  • Gentle cleanser: When choosing a product to clean the skin, opt for non-soap cleansers—those that are free of dye, alcohol, and fragrance that may irritate the skin. Antibacterial soaps also contribute to dry skin as they tend to remove necessary skin oils. Also, avoid scrubbing and use a washcloth or loofah.

Medications for atopic dermatitis Topical

Topical medications, such as creams or ointments, can control the symptoms of AD. Most AD medications are OTC and can be bought without a doctor’s prescription, but it is still wise to consult a physician first.

  • Corticosteroids: One of the most commonly used and prescribed medications to ease the symptoms of all types of eczema is corticosteroid, commonly known as "steroid." This type of drug can reduce inflammation and itching, which helps with the healing of the skin.

  • Pimecrolimus cream or tacrolimus ointment: Pimecrolimus is recommended for mild to moderate cases of AD, while tacrolimus is for moderate to severe cases. Both work as calcineurin inhibitors that alter the immune system by suppressing the production of pro-inflammatory cytokines that can contribute to flare-ups.

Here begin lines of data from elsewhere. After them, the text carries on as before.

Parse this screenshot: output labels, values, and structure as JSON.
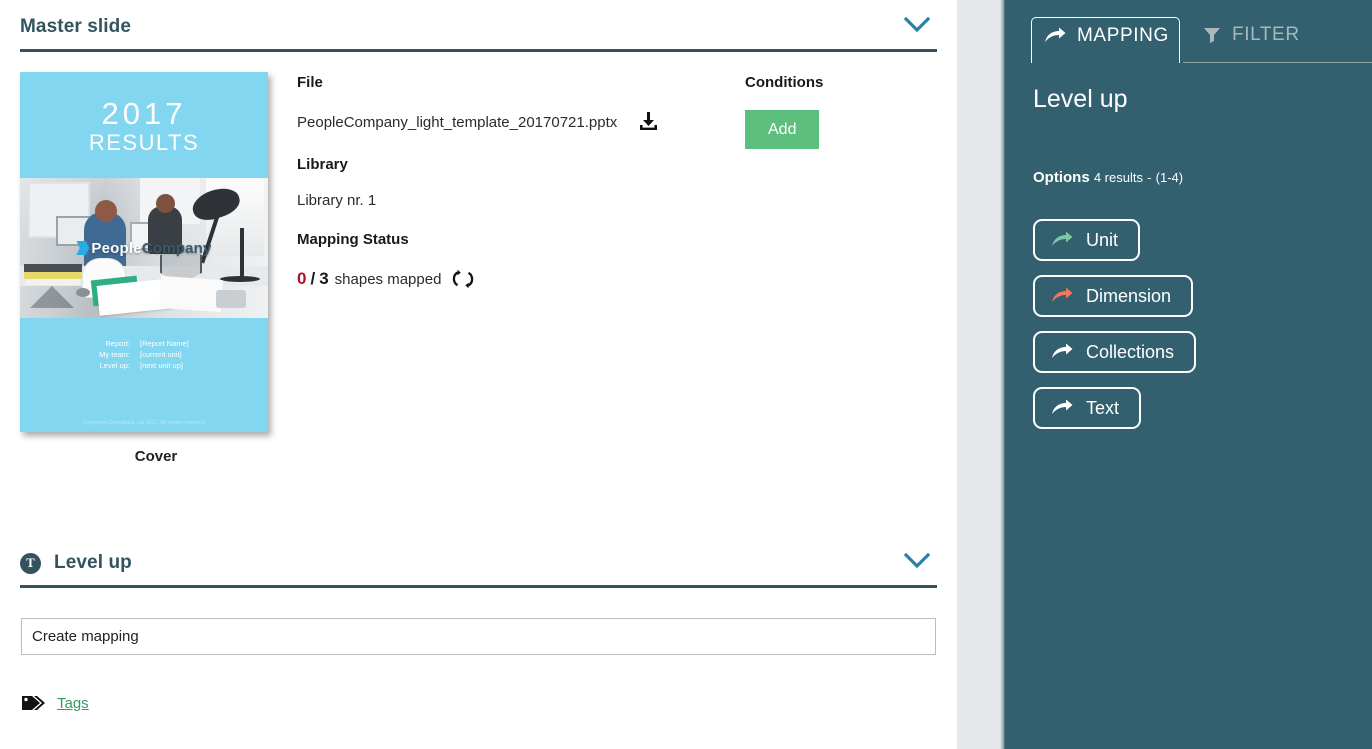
{
  "main": {
    "header": {
      "title": "Master slide",
      "chevron_icon": "chevron-down-icon"
    },
    "slide": {
      "year": "2017",
      "subtitle": "RESULTS",
      "logo_mark": "people-company-logo-icon",
      "logo_text_light": "People",
      "logo_text_dark": "Company",
      "fields": [
        {
          "label": "Report:",
          "value": "[Report Name]"
        },
        {
          "label": "My team:",
          "value": "[current unit]"
        },
        {
          "label": "Level up:",
          "value": "[next unit up]"
        }
      ],
      "copyright": "Copyright Questback Ltd 2017, All rights reserved",
      "caption": "Cover"
    },
    "file": {
      "label": "File",
      "name": "PeopleCompany_light_template_20170721.pptx",
      "download_icon": "download-icon"
    },
    "library": {
      "label": "Library",
      "value": "Library nr. 1"
    },
    "mapping_status": {
      "label": "Mapping Status",
      "mapped": "0",
      "separator": "/",
      "total": "3",
      "text": "shapes mapped",
      "refresh_icon": "refresh-icon",
      "mapped_color": "#b31229"
    },
    "conditions": {
      "label": "Conditions",
      "add_label": "Add",
      "add_color": "#5cbf7e"
    },
    "section2": {
      "icon": "text-circle-icon",
      "icon_letter": "T",
      "title": "Level up",
      "chevron_icon": "chevron-down-icon"
    },
    "create_mapping": {
      "value": "Create mapping",
      "placeholder": "Create mapping"
    },
    "tags": {
      "icon": "tag-icon",
      "label": "Tags",
      "color": "#2f9e5e"
    }
  },
  "right_panel": {
    "background": "#33606e",
    "tabs": [
      {
        "label": "MAPPING",
        "icon": "arrow-mapping-icon",
        "active": true
      },
      {
        "label": "FILTER",
        "icon": "filter-funnel-icon",
        "active": false
      }
    ],
    "title": "Level up",
    "options": {
      "label": "Options",
      "results": "4 results",
      "dash": "-",
      "range": "(1-4)"
    },
    "option_buttons": [
      {
        "label": "Unit",
        "icon": "arrow-icon",
        "arrow_color": "#7cc6a4"
      },
      {
        "label": "Dimension",
        "icon": "arrow-icon",
        "arrow_color": "#f2785c"
      },
      {
        "label": "Collections",
        "icon": "arrow-icon",
        "arrow_color": "#ffffff"
      },
      {
        "label": "Text",
        "icon": "arrow-icon",
        "arrow_color": "#ffffff"
      }
    ]
  }
}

  • Crisaborole ointment: This type of ointment helps treat AD by blocking the action of natural substances in the body that cause inflammation. This medication is to be used according to how it was prescribed and with caution. After applying the ointment, wash your hands thoroughly to remove residues. Avoid getting it in the eyes, mouth, or vagina.

  • Ruxolitinib cream: This is the first topical Janus kinase (JAK) inhibitor cream for treating AD approved by the FDA. It is used for the treatment of mild to moderate AD. It is prescribed to those whose disease is not effectively controlled with other topical medications.

Oral Prescription

Oral medications are also being prescribed for AD. However, as with any other drug, they require close supervision by a medical expert.

  • Immunosuppressants: As their name suggests, immunosuppressants work by suppressing the action of the immune system. Some of the pathways that are involved in AD are modulated by the immune system; often, an overreaction of the immune system leads to inflammation. Medications such as methotrexate and azathioprine are included in this category.

  • Corticosteroids: It is very obvious by now that inflammation plays a huge role in AD. Thus, medications such as prednisolone can help manage AD.


Biologics, or biologicals, are a class of medications that includes vaccines, monoclonal antibodies, and immune modulators, to name a few. Biologicals used for AD are targeted therapies that work by blocking certain pathways, leading to less severe flare-ups and fewer AD symptoms.

  • Dupilumab: Dupilumab is a monoclonal antibody that works by blocking interleukin 4 and 13. This results in a reduction of inflammation, especially in AD cases where flare-ups are triggered by pro-inflammatory pathways.

  • Tralokinumab-ldrm: Similar to dupilumab, it is designed to target specific parts of the immune system that contribute to inflammatory diseases such as AD.